> Task objective: This exercise needs all of the entries set down again, exactly as they read.

[Items from a data source]
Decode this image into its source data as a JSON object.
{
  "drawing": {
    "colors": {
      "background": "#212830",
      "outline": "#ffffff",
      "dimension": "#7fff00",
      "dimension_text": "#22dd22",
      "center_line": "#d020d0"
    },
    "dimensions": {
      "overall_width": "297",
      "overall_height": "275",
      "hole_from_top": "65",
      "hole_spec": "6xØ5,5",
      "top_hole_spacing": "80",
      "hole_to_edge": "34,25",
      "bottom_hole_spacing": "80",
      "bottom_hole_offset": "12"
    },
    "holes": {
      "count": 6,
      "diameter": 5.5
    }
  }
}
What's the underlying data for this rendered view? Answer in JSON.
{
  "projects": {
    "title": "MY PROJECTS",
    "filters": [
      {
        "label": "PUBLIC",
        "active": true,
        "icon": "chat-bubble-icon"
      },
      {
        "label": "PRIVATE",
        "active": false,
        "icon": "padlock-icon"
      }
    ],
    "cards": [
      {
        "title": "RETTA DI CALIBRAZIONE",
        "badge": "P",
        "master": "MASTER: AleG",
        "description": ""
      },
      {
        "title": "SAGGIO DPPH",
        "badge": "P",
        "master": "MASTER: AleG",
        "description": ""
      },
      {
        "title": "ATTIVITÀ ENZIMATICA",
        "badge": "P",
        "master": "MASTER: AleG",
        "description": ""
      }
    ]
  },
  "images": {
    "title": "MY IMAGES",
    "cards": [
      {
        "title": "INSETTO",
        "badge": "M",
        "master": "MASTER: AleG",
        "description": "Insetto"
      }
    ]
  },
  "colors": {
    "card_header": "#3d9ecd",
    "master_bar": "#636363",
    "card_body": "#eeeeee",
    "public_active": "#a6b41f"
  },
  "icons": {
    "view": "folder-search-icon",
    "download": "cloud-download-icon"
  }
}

> Worked solution:
Decode this image into its source data as a JSON object.
{
  "drawing": {
    "colors": {
      "background": "#212830",
      "outline": "#ffffff",
      "dimension": "#7fff00",
      "dimension_text": "#22dd22",
      "center_line": "#d020d0"
    },
    "dimensions": {
      "overall_width": "297",
      "overall_height": "275",
      "hole_from_top": "65",
      "hole_spec": "6xØ5,5",
      "top_hole_spacing": "80",
      "hole_to_edge": "34,25",
      "bottom_hole_spacing": "80",
      "bottom_hole_offset": "12"
    },
    "holes": {
      "count": 6,
      "diameter": 5.5
    }
  }
}
What's the underlying data for this rendered view? Answer in JSON.
{
  "projects": {
    "title": "MY PROJECTS",
    "filters": [
      {
        "label": "PUBLIC",
        "active": true,
        "icon": "chat-bubble-icon"
      },
      {
        "label": "PRIVATE",
        "active": false,
        "icon": "padlock-icon"
      }
    ],
    "cards": [
      {
        "title": "RETTA DI CALIBRAZIONE",
        "badge": "P",
        "master": "MASTER: AleG",
        "description": ""
      },
      {
        "title": "SAGGIO DPPH",
        "badge": "P",
        "master": "MASTER: AleG",
        "description": ""
      },
      {
        "title": "ATTIVITÀ ENZIMATICA",
        "badge": "P",
        "master": "MASTER: AleG",
        "description": ""
      }
    ]
  },
  "images": {
    "title": "MY IMAGES",
    "cards": [
      {
        "title": "INSETTO",
        "badge": "M",
        "master": "MASTER: AleG",
        "description": "Insetto"
      }
    ]
  },
  "colors": {
    "card_header": "#3d9ecd",
    "master_bar": "#636363",
    "card_body": "#eeeeee",
    "public_active": "#a6b41f"
  },
  "icons": {
    "view": "folder-search-icon",
    "download": "cloud-download-icon"
  }
}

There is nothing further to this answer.